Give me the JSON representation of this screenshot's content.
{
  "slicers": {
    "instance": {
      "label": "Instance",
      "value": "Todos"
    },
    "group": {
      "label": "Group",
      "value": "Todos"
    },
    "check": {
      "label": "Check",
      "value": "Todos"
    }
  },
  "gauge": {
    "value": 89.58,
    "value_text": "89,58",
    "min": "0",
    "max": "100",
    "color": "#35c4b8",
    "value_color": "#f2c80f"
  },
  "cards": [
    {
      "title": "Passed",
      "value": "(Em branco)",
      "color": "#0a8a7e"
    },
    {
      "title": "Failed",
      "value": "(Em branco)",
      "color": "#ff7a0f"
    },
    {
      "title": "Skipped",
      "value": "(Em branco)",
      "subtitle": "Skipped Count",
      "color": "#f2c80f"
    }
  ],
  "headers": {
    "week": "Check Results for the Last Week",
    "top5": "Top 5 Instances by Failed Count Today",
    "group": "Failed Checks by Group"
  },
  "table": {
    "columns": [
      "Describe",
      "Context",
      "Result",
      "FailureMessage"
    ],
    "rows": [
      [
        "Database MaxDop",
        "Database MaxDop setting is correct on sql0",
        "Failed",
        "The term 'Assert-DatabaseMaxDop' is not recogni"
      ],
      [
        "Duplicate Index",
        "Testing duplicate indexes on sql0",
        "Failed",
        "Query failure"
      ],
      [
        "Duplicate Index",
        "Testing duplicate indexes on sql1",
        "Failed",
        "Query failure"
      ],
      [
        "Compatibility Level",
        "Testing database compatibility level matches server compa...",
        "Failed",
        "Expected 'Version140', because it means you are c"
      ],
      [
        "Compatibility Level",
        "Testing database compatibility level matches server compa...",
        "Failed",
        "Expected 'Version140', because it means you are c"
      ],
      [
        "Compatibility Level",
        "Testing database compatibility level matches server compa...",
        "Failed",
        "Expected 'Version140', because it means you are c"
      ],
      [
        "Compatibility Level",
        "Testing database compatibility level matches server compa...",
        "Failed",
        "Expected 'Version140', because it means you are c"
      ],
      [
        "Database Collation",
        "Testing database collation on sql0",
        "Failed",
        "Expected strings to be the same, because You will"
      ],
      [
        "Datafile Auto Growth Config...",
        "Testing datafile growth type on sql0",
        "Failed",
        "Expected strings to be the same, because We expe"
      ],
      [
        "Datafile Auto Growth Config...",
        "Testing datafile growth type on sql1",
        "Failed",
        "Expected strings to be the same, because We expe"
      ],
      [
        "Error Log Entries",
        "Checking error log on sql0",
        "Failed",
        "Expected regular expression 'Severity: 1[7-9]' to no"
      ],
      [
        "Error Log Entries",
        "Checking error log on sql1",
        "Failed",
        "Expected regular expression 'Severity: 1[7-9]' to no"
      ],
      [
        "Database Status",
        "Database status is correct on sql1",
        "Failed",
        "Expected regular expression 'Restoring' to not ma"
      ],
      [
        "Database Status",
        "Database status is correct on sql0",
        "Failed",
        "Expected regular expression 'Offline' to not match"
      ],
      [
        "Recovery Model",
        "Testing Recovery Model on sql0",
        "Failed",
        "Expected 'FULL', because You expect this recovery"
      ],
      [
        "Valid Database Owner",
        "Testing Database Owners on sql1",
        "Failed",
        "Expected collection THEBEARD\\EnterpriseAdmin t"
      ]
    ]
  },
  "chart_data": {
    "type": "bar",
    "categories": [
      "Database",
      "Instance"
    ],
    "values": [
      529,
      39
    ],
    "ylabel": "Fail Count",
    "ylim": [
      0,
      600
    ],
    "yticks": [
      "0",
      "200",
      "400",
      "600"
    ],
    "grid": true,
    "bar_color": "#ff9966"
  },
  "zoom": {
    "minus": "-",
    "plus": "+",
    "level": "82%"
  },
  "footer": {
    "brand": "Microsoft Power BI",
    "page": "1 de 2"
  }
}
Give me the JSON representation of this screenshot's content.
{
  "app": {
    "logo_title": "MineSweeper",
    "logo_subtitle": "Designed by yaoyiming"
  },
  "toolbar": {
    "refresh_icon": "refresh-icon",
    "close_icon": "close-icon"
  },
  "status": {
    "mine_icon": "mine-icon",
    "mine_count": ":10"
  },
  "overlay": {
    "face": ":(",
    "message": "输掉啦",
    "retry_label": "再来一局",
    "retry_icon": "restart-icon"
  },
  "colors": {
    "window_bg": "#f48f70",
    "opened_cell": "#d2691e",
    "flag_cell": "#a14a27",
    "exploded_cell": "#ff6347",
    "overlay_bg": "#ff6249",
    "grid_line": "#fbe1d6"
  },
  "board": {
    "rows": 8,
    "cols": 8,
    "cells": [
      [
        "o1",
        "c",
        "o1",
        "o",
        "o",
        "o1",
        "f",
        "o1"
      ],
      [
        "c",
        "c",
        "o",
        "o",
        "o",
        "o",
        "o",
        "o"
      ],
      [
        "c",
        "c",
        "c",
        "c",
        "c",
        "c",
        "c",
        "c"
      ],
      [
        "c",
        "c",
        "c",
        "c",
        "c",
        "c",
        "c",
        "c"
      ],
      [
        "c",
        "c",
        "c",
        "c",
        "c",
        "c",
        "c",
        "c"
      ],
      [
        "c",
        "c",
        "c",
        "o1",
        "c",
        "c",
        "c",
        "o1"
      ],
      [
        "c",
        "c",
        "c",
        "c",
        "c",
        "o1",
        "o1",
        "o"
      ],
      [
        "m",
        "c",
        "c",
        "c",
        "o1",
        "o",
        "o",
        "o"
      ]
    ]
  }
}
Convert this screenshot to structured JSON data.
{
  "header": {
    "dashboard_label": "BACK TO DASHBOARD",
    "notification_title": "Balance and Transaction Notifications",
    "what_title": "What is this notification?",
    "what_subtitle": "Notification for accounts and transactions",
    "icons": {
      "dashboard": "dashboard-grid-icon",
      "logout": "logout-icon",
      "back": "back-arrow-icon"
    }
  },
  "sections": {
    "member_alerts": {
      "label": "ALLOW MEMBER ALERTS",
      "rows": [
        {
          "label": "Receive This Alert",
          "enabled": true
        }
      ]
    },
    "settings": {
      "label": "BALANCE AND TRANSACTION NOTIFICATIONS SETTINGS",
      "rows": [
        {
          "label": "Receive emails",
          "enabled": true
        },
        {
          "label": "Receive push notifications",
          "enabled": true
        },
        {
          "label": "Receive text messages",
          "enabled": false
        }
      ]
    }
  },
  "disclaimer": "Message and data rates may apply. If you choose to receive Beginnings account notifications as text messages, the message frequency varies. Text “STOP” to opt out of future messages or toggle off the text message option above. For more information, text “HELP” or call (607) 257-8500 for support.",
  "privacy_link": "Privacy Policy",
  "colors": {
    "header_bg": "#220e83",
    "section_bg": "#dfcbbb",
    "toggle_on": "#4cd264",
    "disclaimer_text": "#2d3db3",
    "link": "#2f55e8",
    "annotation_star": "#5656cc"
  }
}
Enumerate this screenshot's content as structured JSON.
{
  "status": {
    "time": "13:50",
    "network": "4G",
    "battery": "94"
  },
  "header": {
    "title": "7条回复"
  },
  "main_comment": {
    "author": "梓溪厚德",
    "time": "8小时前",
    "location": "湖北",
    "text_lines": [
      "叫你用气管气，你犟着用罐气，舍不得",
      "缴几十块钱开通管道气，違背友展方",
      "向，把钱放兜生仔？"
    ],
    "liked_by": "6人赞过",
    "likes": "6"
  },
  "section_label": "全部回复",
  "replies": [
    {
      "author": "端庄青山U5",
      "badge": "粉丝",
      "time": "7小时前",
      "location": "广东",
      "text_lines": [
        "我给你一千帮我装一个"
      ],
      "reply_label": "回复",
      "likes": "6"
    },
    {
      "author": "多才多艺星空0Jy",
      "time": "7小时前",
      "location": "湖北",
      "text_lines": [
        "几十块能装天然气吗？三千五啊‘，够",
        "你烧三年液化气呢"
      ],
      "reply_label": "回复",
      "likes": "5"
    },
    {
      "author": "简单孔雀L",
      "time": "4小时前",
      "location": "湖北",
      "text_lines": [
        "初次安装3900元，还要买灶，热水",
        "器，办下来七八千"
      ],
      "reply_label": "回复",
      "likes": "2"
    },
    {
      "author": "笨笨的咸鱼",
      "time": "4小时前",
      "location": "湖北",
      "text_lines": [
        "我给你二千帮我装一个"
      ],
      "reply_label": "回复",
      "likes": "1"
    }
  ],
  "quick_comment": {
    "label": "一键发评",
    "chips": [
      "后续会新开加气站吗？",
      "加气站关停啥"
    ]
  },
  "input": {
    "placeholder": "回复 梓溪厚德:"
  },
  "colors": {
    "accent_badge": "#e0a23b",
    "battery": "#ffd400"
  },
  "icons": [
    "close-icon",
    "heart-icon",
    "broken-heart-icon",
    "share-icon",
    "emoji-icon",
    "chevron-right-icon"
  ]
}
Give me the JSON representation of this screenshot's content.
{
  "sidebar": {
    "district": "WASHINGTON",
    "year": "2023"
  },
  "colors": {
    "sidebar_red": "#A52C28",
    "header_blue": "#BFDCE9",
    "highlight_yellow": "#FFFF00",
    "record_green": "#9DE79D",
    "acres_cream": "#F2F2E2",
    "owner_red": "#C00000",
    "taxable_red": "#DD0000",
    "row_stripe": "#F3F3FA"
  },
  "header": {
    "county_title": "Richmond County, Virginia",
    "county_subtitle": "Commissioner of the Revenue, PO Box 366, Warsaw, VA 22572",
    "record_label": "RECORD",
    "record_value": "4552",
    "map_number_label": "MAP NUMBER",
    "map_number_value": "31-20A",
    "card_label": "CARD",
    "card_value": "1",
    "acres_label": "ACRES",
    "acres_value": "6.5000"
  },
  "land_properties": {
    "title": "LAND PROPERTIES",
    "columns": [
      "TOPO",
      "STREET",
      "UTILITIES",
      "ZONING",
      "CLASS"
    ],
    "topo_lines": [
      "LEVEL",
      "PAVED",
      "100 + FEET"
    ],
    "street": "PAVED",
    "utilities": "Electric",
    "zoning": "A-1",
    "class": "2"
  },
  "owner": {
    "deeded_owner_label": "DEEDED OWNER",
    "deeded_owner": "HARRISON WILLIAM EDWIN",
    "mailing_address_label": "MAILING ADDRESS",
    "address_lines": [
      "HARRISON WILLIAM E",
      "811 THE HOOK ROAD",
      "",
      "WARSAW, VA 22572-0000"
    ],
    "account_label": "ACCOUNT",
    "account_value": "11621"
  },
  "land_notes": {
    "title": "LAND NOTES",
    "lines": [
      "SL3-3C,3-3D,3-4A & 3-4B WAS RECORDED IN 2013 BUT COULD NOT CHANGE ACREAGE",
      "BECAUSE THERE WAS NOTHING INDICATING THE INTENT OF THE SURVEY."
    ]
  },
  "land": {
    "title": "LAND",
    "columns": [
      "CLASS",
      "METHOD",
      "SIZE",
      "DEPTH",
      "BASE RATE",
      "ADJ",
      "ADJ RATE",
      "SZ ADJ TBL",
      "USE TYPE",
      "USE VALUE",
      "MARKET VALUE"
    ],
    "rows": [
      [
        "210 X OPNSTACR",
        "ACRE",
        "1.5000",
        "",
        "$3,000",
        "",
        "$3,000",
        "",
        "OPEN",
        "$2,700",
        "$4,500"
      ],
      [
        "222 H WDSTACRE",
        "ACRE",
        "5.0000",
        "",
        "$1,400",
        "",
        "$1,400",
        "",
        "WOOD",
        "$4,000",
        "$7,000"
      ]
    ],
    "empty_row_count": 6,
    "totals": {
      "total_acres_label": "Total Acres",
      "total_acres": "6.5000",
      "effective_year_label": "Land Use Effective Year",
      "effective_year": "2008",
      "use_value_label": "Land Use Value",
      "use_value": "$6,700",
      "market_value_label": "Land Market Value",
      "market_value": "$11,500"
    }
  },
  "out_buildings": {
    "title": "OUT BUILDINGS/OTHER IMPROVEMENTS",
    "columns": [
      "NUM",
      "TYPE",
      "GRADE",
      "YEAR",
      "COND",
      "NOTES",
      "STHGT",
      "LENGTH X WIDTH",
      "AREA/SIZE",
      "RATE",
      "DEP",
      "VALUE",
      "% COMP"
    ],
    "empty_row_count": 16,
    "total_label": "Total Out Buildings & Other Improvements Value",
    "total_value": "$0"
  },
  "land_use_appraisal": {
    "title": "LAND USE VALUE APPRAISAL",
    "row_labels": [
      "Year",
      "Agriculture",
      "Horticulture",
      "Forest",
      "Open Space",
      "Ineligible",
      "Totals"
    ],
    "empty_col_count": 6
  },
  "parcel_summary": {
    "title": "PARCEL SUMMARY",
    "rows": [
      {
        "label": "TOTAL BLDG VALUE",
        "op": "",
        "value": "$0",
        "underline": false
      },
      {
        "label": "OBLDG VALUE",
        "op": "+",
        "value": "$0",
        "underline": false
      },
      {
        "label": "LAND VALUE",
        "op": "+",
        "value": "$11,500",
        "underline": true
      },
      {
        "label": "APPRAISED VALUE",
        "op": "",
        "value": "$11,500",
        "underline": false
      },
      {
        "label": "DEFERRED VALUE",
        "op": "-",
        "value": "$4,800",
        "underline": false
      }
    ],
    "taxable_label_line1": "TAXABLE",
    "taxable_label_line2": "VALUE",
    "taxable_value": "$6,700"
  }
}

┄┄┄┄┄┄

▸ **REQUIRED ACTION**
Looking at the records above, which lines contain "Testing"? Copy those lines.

▸ **WRITTEN SOLUTION**
        "Testing duplicate indexes on sql0",
        "Testing duplicate indexes on sql1",
        "Testing database compatibility level matches server compa...",
        "Testing database compatibility level matches server compa...",
        "Testing database compatibility level matches server compa...",
        "Testing database compatibility level matches server compa...",
        "Testing database collation on sql0",
        "Testing datafile growth type on sql0",
        "Testing datafile growth type on sql1",
        "Testing Recovery Model on sql0",
        "Testing Database Owners on sql1",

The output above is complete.